I was hired to do a pentest of a thick client in the UK this week and found a load of fun and serious vulnerabilities and as such I decided to write up my findings (all sensitive data redacted, of course!).
So first things first I booted up the application using Echo Mirage to look through the traffic. First thing I noticed was that the application made a connection to a SQL Server box hosted elsewhere on the network. There was no API to do the calls and there was no SSO to do the authentication so instead it connected straight to the database.
Win #1 — Got the “sa” user account password for the database.
Moving on — SQL Injection
The application was riddled with SQL injection vulnerabilities. The application was running queries directly to the server which I could intercept and change how I wanted.
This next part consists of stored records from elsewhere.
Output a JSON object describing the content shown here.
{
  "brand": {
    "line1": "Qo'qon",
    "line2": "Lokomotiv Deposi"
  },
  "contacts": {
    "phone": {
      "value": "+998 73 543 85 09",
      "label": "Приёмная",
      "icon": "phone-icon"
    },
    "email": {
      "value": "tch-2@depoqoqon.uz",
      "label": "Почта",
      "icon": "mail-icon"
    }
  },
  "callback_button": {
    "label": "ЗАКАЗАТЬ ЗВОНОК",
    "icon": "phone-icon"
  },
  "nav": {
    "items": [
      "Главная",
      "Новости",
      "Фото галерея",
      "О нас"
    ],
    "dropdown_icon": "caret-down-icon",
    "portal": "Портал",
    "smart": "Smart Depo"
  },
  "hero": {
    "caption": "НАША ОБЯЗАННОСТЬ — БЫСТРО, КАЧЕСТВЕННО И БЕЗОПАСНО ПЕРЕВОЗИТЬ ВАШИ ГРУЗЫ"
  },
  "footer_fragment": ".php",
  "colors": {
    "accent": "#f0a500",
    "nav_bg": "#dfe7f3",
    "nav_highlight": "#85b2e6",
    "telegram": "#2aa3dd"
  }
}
This could be performed in two ways:
- Using Echo Mirage to change the queries as they were sent over the wire directly to the server
- Using the application’s poor input validation to manipulate the queries as a standard SQL injection attack.
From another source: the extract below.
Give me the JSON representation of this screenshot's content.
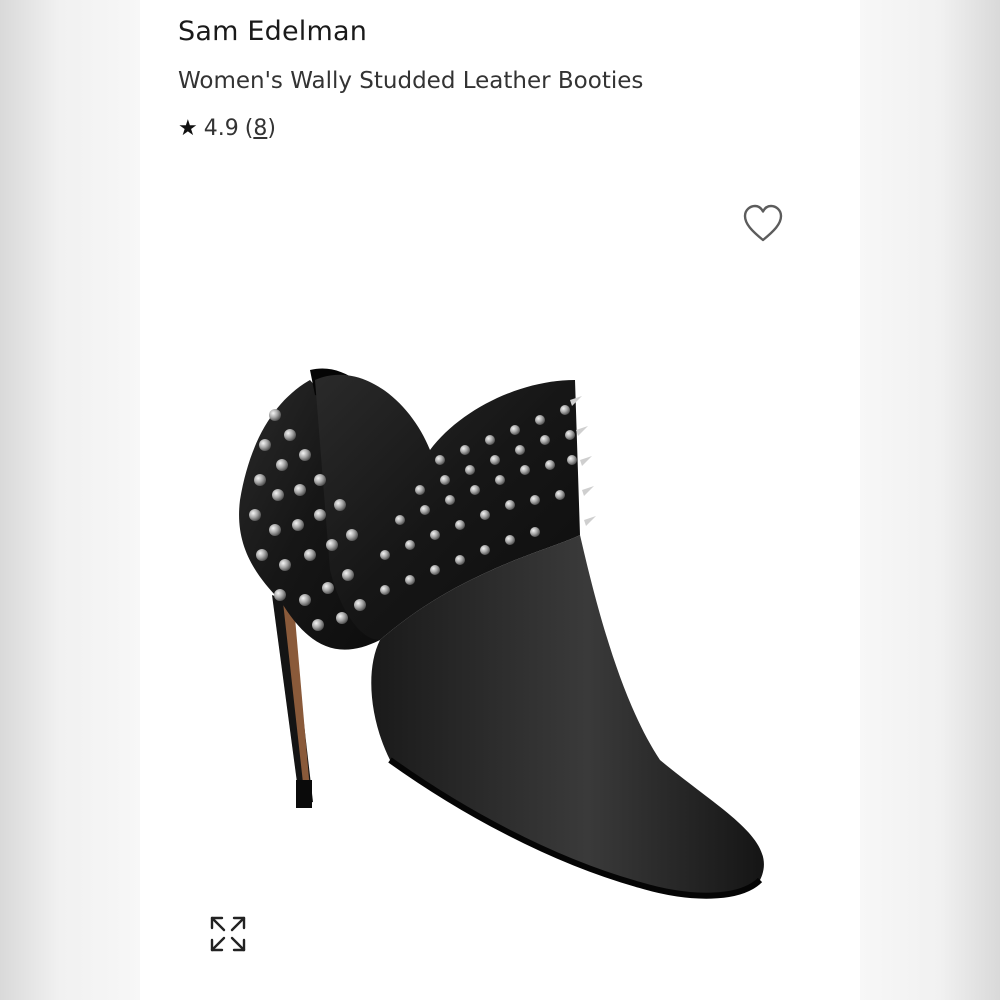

Win #2 — Lots of private data
For the SQL connections to be made, the application required a set of database credentials to use. These credentials were stored in a password-protected zip file which the application creates on first setup. The password is hardcoded somewhere throughout the application (couldn’t find where) to be used to unzip the archive and extract the XML config file.
As the connection had already been made to the database I knew that the application must have the password for the zip file somewhere. I checked the source code of the application (I’ll get to that bit) and couldn’t find it, so I moved on to the memory. I created a memory dump of the application when it was running and searched through it for any strings that may be useful (there were hundreds of thousands of strings). Instead of going through it manually I loaded up my Linux VM and mounted the shared drive and decided to grep through it. I knew the name of the zip file so it was just a case of grep’ing for that name. Lo and behold the password for the zip file was there in a function called “UnzipFile”.
I used the aforementioned password to unzip the file and found the credentials for 3 different database connections.
Win #3 — More SQL Creds!
Spawning a shell to Priv-Esc
The application was running on a laptop which didn’t allow cmd/powershell access, however the application ran as an administrator. I’m sure you can see where this is going.
The application had an area where you can run scripts. The scripts were from a third-party development tool. I googled around for the syntax and found you could run arbitrary system commands with a specific syntax. After that I could spawn a cmd shell which had administrative privileges.
Win #4 — Privilege Escalation and Shell
This was a fun learning experience for me, I’ve done thick client testing in the past but this test was especially fun. I learned a lot from it and the client was happy with the results.